Amid growing uproar on Thursday, the Department of Homeland Security (DHS) on Thursday announced that it was suspending the uses of horses in the Del Rio area. Secretary Alejandro Mayorkas has said the photographs "horrified" him.
Some Republicans criticised the measure, saying the administration should act as quickly to fix bigger immigration issues.
Jenn Budd, a immigrant rights activist and former Border Patrol agent, said that while agents are not trained to use their reins on migrants, "that type of behaviour is very common."
On Friday, Vice-President Kamala Harris was also grilled on the situation in Haiti during a television appearance on The View talk show, in which she said she "fully supports" the ongoing investigation. "I was outraged by it," she said.
The Biden administration has come under increasing criticism for his handling of the situation in Del Rio, and the subsequent deportation of thousands of migrants back to Haiti.
On Thursday, US special envoy for Haiti Daniel Foote resigned over what he called the "inhumane, counterproductive" deportations.
Pamela White, a former US ambassador to Haiti, told the BBC that she "does not understand" how the US government didn't foresee the influx of migrants at the border and set up "a system to handle it".
"This deportation is a nightmare," she said. "We do not have a good immigration policy in the United States of America."
Ms White added that she agrees with Mr Foote's assessment of the situation and the administration's handling of it.
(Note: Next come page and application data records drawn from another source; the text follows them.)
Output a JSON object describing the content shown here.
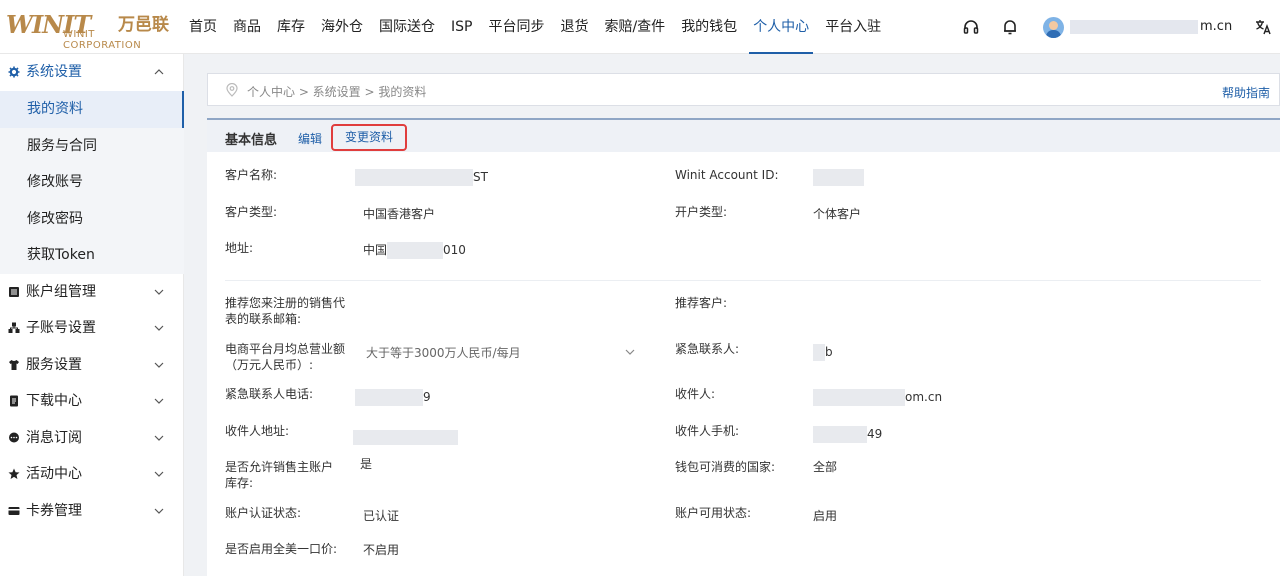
{
  "header": {
    "logo_mark": "WINIT",
    "logo_cn": "万邑联",
    "logo_en": "WINIT CORPORATION",
    "nav": [
      "首页",
      "商品",
      "库存",
      "海外仓",
      "国际送仓",
      "ISP",
      "平台同步",
      "退货",
      "索赔/查件",
      "我的钱包",
      "个人中心",
      "平台入驻"
    ],
    "active_nav": "个人中心",
    "user_suffix": "m.cn",
    "icons": [
      "headset-icon",
      "bell-icon",
      "translate-icon"
    ]
  },
  "sidebar": {
    "groups": [
      {
        "label": "系统设置",
        "icon": "gear-icon",
        "open": true,
        "items": [
          "我的资料",
          "服务与合同",
          "修改账号",
          "修改密码",
          "获取Token"
        ],
        "active_item": "我的资料"
      },
      {
        "label": "账户组管理",
        "icon": "list-icon"
      },
      {
        "label": "子账号设置",
        "icon": "org-icon"
      },
      {
        "label": "服务设置",
        "icon": "shirt-icon"
      },
      {
        "label": "下载中心",
        "icon": "file-icon"
      },
      {
        "label": "消息订阅",
        "icon": "chat-icon"
      },
      {
        "label": "活动中心",
        "icon": "star-icon"
      },
      {
        "label": "卡券管理",
        "icon": "card-icon"
      }
    ]
  },
  "breadcrumb": "个人中心 > 系统设置 > 我的资料",
  "help_link": "帮助指南",
  "card": {
    "title": "基本信息",
    "edit": "编辑",
    "change": "变更资料"
  },
  "fields": {
    "customer_name_label": "客户名称:",
    "customer_name_suffix": "ST",
    "account_id_label": "Winit Account ID:",
    "customer_type_label": "客户类型:",
    "customer_type_value": "中国香港客户",
    "open_type_label": "开户类型:",
    "open_type_value": "个体客户",
    "address_label": "地址:",
    "address_prefix": "中国",
    "address_suffix": "010",
    "referrer_email_label": "推荐您来注册的销售代表的联系邮箱:",
    "referrer_customer_label": "推荐客户:",
    "revenue_label": "电商平台月均总营业额（万元人民币）:",
    "revenue_value": "大于等于3000万人民币/每月",
    "emergency_contact_label": "紧急联系人:",
    "emergency_contact_suffix": "b",
    "emergency_phone_label": "紧急联系人电话:",
    "emergency_phone_suffix": "9",
    "receiver_label": "收件人:",
    "receiver_suffix": "om.cn",
    "receiver_address_label": "收件人地址:",
    "receiver_mobile_label": "收件人手机:",
    "receiver_mobile_suffix": "49",
    "allow_sales_label": "是否允许销售主账户库存:",
    "allow_sales_value": "是",
    "wallet_country_label": "钱包可消费的国家:",
    "wallet_country_value": "全部",
    "auth_status_label": "账户认证状态:",
    "auth_status_value": "已认证",
    "available_status_label": "账户可用状态:",
    "available_status_value": "启用",
    "one_price_label": "是否启用全美一口价:",
    "one_price_value": "不启用"
  }
}
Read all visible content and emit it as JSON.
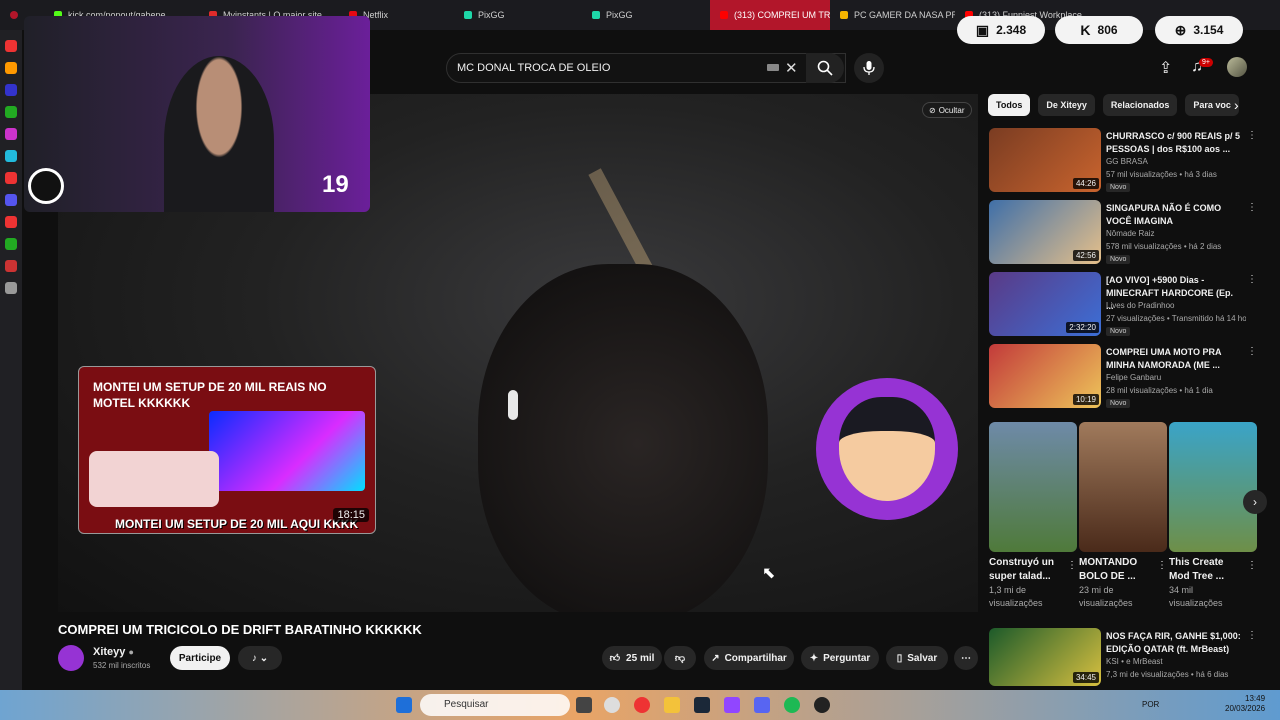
{
  "browser_tabs": [
    {
      "label": "kick.com/popout/gabepe",
      "color": "#53fc18"
    },
    {
      "label": "Myinstants | O maior site...",
      "color": "#e02b2b"
    },
    {
      "label": "Netflix",
      "color": "#e50914"
    },
    {
      "label": "PixGG",
      "color": "#1ed7a8"
    },
    {
      "label": "PixGG",
      "color": "#1ed7a8"
    },
    {
      "label": "(313) COMPREI UM TRICI",
      "color": "#ff0000"
    },
    {
      "label": "PC GAMER DA NASA PRE",
      "color": "#f5b400"
    },
    {
      "label": "(313) Funniest Workplace",
      "color": "#ff0000"
    }
  ],
  "stats": {
    "twitch_viewers": "2.348",
    "kick_viewers": "806",
    "web_viewers": "3.154"
  },
  "search": {
    "query": "MC DONAL TROCA DE OLEIO"
  },
  "notifications_badge": "9+",
  "player": {
    "hide_label": "Ocultar",
    "webcam_overlay_number": "19",
    "card_title": "MONTEI UM SETUP DE 20 MIL REAIS NO MOTEL KKKKKK",
    "card_caption": "MONTEI UM SETUP DE 20 MIL AQUI KKKK",
    "card_duration": "18:15"
  },
  "video": {
    "title": "COMPREI UM TRICICOLO DE DRIFT BARATINHO KKKKKK",
    "channel": "Xiteyy",
    "subscribers": "532 mil inscritos",
    "join_label": "Participe",
    "likes": "25 mil",
    "share_label": "Compartilhar",
    "ask_label": "Perguntar",
    "save_label": "Salvar"
  },
  "chips": [
    "Todos",
    "De Xiteyy",
    "Relacionados",
    "Para voc"
  ],
  "recommendations": [
    {
      "title": "CHURRASCO c/ 900 REAIS p/ 5 PESSOAS | dos R$100 aos ...",
      "channel": "GG BRASA",
      "meta": "57 mil visualizações • há 3 dias",
      "duration": "44:26",
      "tag": "Novo",
      "thumb": "#7a3c22"
    },
    {
      "title": "SINGAPURA NÃO É COMO VOCÊ IMAGINA",
      "channel": "Nômade Raiz",
      "meta": "578 mil visualizações • há 2 dias",
      "duration": "42:56",
      "tag": "Novo",
      "thumb": "#3f6fa8"
    },
    {
      "title": "[AO VIVO] +5900 Dias - MINECRAFT HARDCORE (Ep. ...",
      "channel": "Lives do Pradinhoo",
      "meta": "27 visualizações • Transmitido há 14 hor",
      "duration": "2:32:20",
      "tag": "Novo",
      "thumb": "#5a3a86"
    },
    {
      "title": "COMPREI UMA MOTO PRA MINHA NAMORADA (ME ...",
      "channel": "Felipe Ganbaru",
      "meta": "28 mil visualizações • há 1 dia",
      "duration": "10:19",
      "tag": "Novo",
      "thumb": "#c23a3a"
    }
  ],
  "shorts": [
    {
      "title": "Construyó un super talad...",
      "views": "1,3 mi de visualizações",
      "thumb": "#6e8aa8"
    },
    {
      "title": "MONTANDO BOLO DE ...",
      "views": "23 mi de visualizações",
      "thumb": "#5a3524"
    },
    {
      "title": "This Create Mod Tree ...",
      "views": "34 mil visualizações",
      "thumb": "#6e8f48"
    }
  ],
  "bottom_rec": {
    "title": "NOS FAÇA RIR, GANHE $1,000: EDIÇÃO QATAR (ft. MrBeast)",
    "channel": "KSI • e MrBeast",
    "meta": "7,3 mi de visualizações • há 6 dias",
    "duration": "34:45"
  },
  "taskbar": {
    "search_placeholder": "Pesquisar",
    "lang": "POR",
    "time": "13:49",
    "date": "20/03/2026"
  }
}
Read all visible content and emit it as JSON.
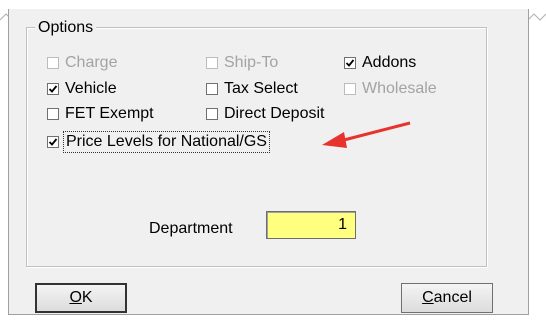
{
  "options_group": {
    "title": "Options",
    "items": [
      {
        "label": "Charge",
        "checked": false,
        "enabled": false
      },
      {
        "label": "Ship-To",
        "checked": false,
        "enabled": false
      },
      {
        "label": "Addons",
        "checked": true,
        "enabled": true
      },
      {
        "label": "Vehicle",
        "checked": true,
        "enabled": true
      },
      {
        "label": "Tax Select",
        "checked": false,
        "enabled": true
      },
      {
        "label": "Wholesale",
        "checked": false,
        "enabled": false
      },
      {
        "label": "FET Exempt",
        "checked": false,
        "enabled": true
      },
      {
        "label": "Direct Deposit",
        "checked": false,
        "enabled": true
      },
      {
        "label": "Price Levels for National/GS",
        "checked": true,
        "enabled": true
      }
    ]
  },
  "department": {
    "label": "Department",
    "value": "1",
    "field_color": "#ffff80"
  },
  "buttons": {
    "ok": {
      "mnemonic": "O",
      "rest": "K"
    },
    "cancel": {
      "mnemonic": "C",
      "rest": "ancel"
    }
  },
  "annotation": {
    "arrow_color": "#e8322d"
  }
}
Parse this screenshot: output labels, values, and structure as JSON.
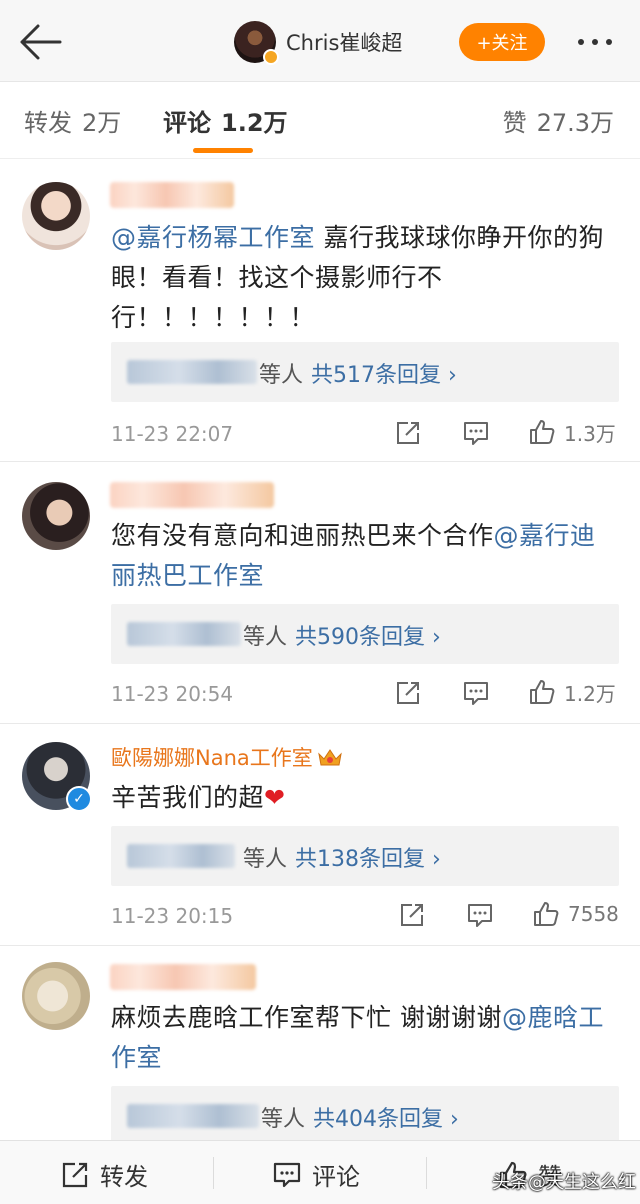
{
  "header": {
    "profile_name": "Chris崔峻超",
    "follow_label": "+关注"
  },
  "tabs": {
    "repost_label": "转发",
    "repost_count": "2万",
    "comment_label": "评论",
    "comment_count": "1.2万",
    "like_label": "赞",
    "like_count": "27.3万"
  },
  "comments": [
    {
      "mention": "@嘉行杨幂工作室",
      "text": " 嘉行我球球你睁开你的狗眼！看看！找这个摄影师行不行！！！！！！！",
      "reply_suffix": "等人",
      "reply_count_label": "共517条回复 ›",
      "time": "11-23 22:07",
      "likes": "1.3万"
    },
    {
      "text": "您有没有意向和迪丽热巴来个合作",
      "mention": "@嘉行迪丽热巴工作室",
      "reply_suffix": "等人",
      "reply_count_label": "共590条回复 ›",
      "time": "11-23 20:54",
      "likes": "1.2万"
    },
    {
      "name": "歐陽娜娜Nana工作室",
      "text": "辛苦我们的超",
      "emoji": "❤",
      "reply_suffix": "等人",
      "reply_count_label": "共138条回复 ›",
      "time": "11-23 20:15",
      "likes": "7558"
    },
    {
      "text": "麻烦去鹿晗工作室帮下忙 谢谢谢谢",
      "mention": "@鹿晗工作室",
      "reply_suffix": "等人",
      "reply_count_label": "共404条回复 ›"
    }
  ],
  "bottombar": {
    "repost_label": "转发",
    "comment_label": "评论",
    "like_label": "赞"
  },
  "watermark": "头条@天生这么红",
  "colors": {
    "accent": "#ff8200",
    "link": "#3c6ea4",
    "vip_name": "#e8761c"
  },
  "icons": [
    "back-arrow-icon",
    "more-icon",
    "share-icon",
    "comment-icon",
    "like-icon",
    "verified-icon",
    "crown-icon",
    "heart-icon"
  ]
}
"In order for us to make any progress in Haiti, we have to have security. Food security, housing security and physical security," she said.
media captionWatch: Thousands at migrant camp in Texas this week